[Opening GIVEN INFORMATION section]
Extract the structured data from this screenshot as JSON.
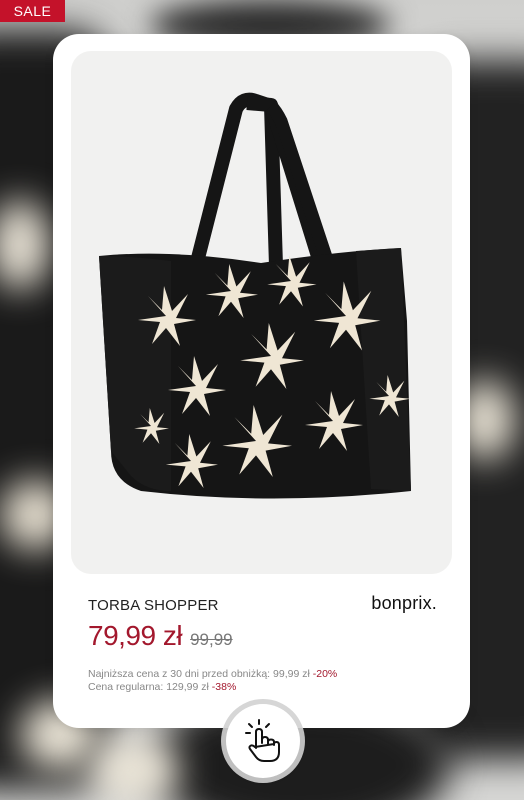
{
  "badge": {
    "sale": "SALE"
  },
  "product": {
    "title": "TORBA SHOPPER",
    "brand": "bonprix.",
    "price": "79,99 zł",
    "old_price": "99,99",
    "lowest_price_label": "Najniższa cena z 30 dni przed obniżką: 99,99 zł",
    "lowest_price_discount": "-20%",
    "regular_price_label": "Cena regularna: 129,99 zł",
    "regular_price_discount": "-38%"
  },
  "icons": {
    "tap": "tap-hand-icon"
  },
  "colors": {
    "accent": "#a3182d",
    "badge": "#c4122a",
    "bag": "#151515",
    "flower": "#efe6d4"
  }
}
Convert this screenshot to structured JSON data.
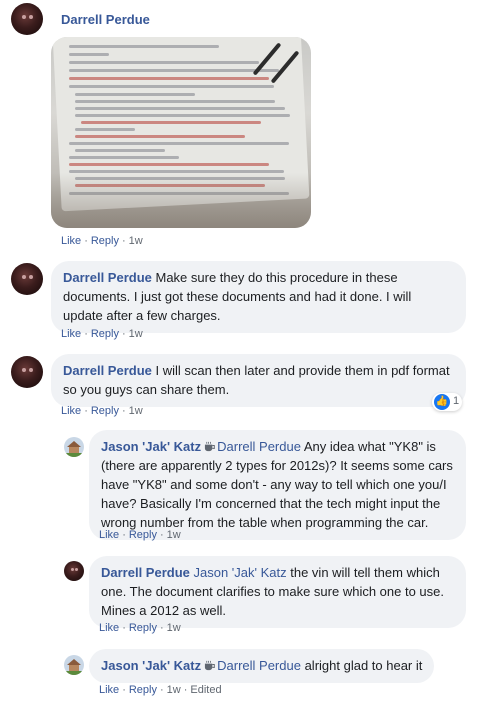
{
  "comments": [
    {
      "author": "Darrell Perdue",
      "text": "",
      "photo": {
        "page_text": [
          "The CAN Battery Main Capacity Learn process is to be performed with a scan tool using the following steps:",
          "1. Ignition ON",
          "2. With a scan tool, select Hybrid Powertrain Control Module 2 and Security and select the Hybrid/EV Battery Main Capacity Learn procedure.",
          "3. Select Hybrid Powertrain Control Module 2 Configuration Reset Functions. Select the Latch Function — Hybrid/EV Battery Main Capacity Learn",
          "Note: During the Latch-Up (HPCM 2 Configuration Reset function) the scan tool may loose communication...",
          "4. Using the Hybrid/EV Powertrain Control Module 2 to enter image mode by performing the following:",
          "4.1. Turn the ignition OFF",
          "4.2. Ensure the scan tool is not communicating with any control modules by returning to the Main Menu screen.",
          "4.3. Ensure the scan tool is accessible without having to open doors or otherwise cause vehicle wake-up.",
          "4.4. Wait 10 minutes. Do NOT disturb the hybrid battery or provide any vehicle control such as opening doors, take over, move vehicle, etc.",
          "Note: Please ensure no power provision is available before connecting the high voltage battery.",
          "4.5. Ignition ON",
          "4.6. With scan tool set to communicate with all control modules.",
          "5. With a scan tool verify the Hybrid/EV Powertrain Control Module 2 has gone to sleep by ensuring communication is not present.",
          "Repeat the previous step.",
          "If communication is not present",
          "6. Ignition ON. Reconnect ignition...",
          "7. With a scan tool reconnect to the Hybrid/EV Battery Main Capacity Learn procedure.",
          "Enter new kWh capacity values for the hybrid battery. This value is used to set the battery capacity value in the following table.",
          "Note: Please ensure data is entered correctly.",
          "8. Observe the Hybrid/EV Battery Capacity Learn process; allow the vehicle to complete the procedure."
        ]
      },
      "actions": {
        "like": "Like",
        "reply": "Reply",
        "time": "1w",
        "edited": ""
      }
    },
    {
      "author": "Darrell Perdue",
      "text": "Make sure they do this procedure in these documents. I just got these documents and had it done. I will update after a few charges.",
      "actions": {
        "like": "Like",
        "reply": "Reply",
        "time": "1w",
        "edited": ""
      }
    },
    {
      "author": "Darrell Perdue",
      "text": "I will scan then later and provide them in pdf format so you guys can share them.",
      "actions": {
        "like": "Like",
        "reply": "Reply",
        "time": "1w",
        "edited": ""
      },
      "reaction": {
        "icon": "thumbs-up-icon",
        "count": "1"
      }
    },
    {
      "author": "Jason 'Jak' Katz",
      "tag": "Darrell Perdue",
      "text": "Any idea what \"YK8\" is (there are apparently 2 types for 2012s)? It seems some cars have \"YK8\" and some don't - any way to tell which one you/I have? Basically I'm concerned that the tech might input the wrong number from the table when programming the car.",
      "badge_icon": "coffee-cup-icon",
      "actions": {
        "like": "Like",
        "reply": "Reply",
        "time": "1w",
        "edited": ""
      }
    },
    {
      "author": "Darrell Perdue",
      "tag": "Jason 'Jak' Katz",
      "text": "the vin will tell them which one. The document clarifies to make sure which one to use. Mines a 2012 as well.",
      "actions": {
        "like": "Like",
        "reply": "Reply",
        "time": "1w",
        "edited": ""
      }
    },
    {
      "author": "Jason 'Jak' Katz",
      "tag": "Darrell Perdue",
      "text": "alright glad to hear it",
      "badge_icon": "coffee-cup-icon",
      "actions": {
        "like": "Like",
        "reply": "Reply",
        "time": "1w",
        "edited": "Edited"
      }
    }
  ],
  "separator": "·",
  "colors": {
    "link": "#385898",
    "bubble": "#f0f2f5",
    "meta": "#606770",
    "like_blue": "#1877f2"
  }
}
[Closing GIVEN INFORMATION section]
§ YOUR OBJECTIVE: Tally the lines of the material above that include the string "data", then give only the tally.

§ TASK RESPONSE: 3